Testing the Security of Quantum Key Distribution
A type of secure quantum communications protocol known as device-independent quantum key distribution (DI-QKD) uses peculiarities of quantum mechanics to generate its message-encryption keys. These keys can be shared by end users over public channels while remaining impervious to eavesdroppers, even over an untrusted network. Now, an analysis shows that one previously established requirement for DI-QKD—known as “Bell nonlocality”—fails to keep some DI-QKD protocols secure . The team says that the finding could help researchers identify vulnerabilities in quantum encryption methods.
In DI-QKD, a device produces pairs of entangled particles and then separates them, sending one particle to one party and the other particle to another. Both parties then use different devices to make independent measurements on the particles that they receive. The parties know nothing about any of the devices involved in this process—all of which could, in principle, be imperfect or even malicious. For the devices to be suitable for DI-QKD, the measurement outcomes must exhibit correlations that defy classical description; that is, they must be “nonlocal.”
To test whether this requirement is sufficient for unbreakable encryption, Máté Farkas of the Institute of Photonic Sciences, Spain, and colleagues subjected the most commonly studied DI-QKD protocols to a simple attack. An unsavory actor sets up all the devices so that a small fraction of the particles behaves deterministically when measured. The observed correlations will still be nonlocal to honest users, but the eavesdropper will know the outcomes for some measurements, allowing them to break the encryption code. The team shows that such an attack can render the protocols they studied unsecure.
Christopher Crockett is a freelance writer based in Arlington, Virginia.

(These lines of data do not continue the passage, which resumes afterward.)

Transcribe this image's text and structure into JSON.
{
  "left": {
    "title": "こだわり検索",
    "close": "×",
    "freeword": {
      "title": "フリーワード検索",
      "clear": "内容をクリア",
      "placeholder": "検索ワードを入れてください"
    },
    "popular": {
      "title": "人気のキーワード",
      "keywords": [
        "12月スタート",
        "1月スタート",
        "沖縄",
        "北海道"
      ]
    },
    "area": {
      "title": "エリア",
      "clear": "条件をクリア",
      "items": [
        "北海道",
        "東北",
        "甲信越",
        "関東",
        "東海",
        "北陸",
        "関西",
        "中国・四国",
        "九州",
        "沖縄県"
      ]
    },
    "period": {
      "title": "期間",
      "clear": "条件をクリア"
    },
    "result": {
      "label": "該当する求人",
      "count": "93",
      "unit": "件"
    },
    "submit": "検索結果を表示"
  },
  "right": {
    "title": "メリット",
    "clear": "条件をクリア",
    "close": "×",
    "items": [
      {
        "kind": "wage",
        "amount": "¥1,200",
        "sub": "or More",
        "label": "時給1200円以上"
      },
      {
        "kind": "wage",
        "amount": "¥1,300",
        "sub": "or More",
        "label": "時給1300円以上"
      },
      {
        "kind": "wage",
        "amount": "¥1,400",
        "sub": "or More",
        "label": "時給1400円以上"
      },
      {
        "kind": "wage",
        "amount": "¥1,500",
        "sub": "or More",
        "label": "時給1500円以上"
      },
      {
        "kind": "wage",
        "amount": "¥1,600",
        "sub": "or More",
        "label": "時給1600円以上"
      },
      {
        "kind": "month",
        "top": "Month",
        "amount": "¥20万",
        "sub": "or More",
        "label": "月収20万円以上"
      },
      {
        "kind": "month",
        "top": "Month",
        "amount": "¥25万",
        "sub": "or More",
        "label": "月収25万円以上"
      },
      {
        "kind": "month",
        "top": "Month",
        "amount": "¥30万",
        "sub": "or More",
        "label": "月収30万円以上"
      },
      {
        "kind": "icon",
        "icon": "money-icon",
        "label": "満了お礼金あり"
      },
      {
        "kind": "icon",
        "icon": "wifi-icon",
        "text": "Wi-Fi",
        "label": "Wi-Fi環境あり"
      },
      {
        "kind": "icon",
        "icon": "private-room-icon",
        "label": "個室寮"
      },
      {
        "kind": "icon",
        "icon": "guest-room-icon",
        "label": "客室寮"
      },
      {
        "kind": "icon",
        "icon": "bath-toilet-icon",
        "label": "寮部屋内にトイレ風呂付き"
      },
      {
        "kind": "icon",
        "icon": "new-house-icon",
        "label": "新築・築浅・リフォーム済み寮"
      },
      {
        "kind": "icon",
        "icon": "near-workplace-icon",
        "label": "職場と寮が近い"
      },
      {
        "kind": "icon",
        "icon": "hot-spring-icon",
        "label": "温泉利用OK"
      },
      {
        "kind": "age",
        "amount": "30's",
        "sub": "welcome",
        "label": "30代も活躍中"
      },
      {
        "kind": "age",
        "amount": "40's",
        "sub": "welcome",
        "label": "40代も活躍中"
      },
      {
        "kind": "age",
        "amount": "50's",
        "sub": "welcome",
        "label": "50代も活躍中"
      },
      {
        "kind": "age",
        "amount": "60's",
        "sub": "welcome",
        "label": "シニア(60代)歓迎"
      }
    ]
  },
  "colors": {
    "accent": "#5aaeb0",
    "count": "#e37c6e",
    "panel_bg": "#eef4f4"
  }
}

- M. Farkas et al., “Bell nonlocality is not sufficient for the security of standard device-independent quantum key distribution protocols,” Phys. Rev. Lett. 127, 050503 (2021).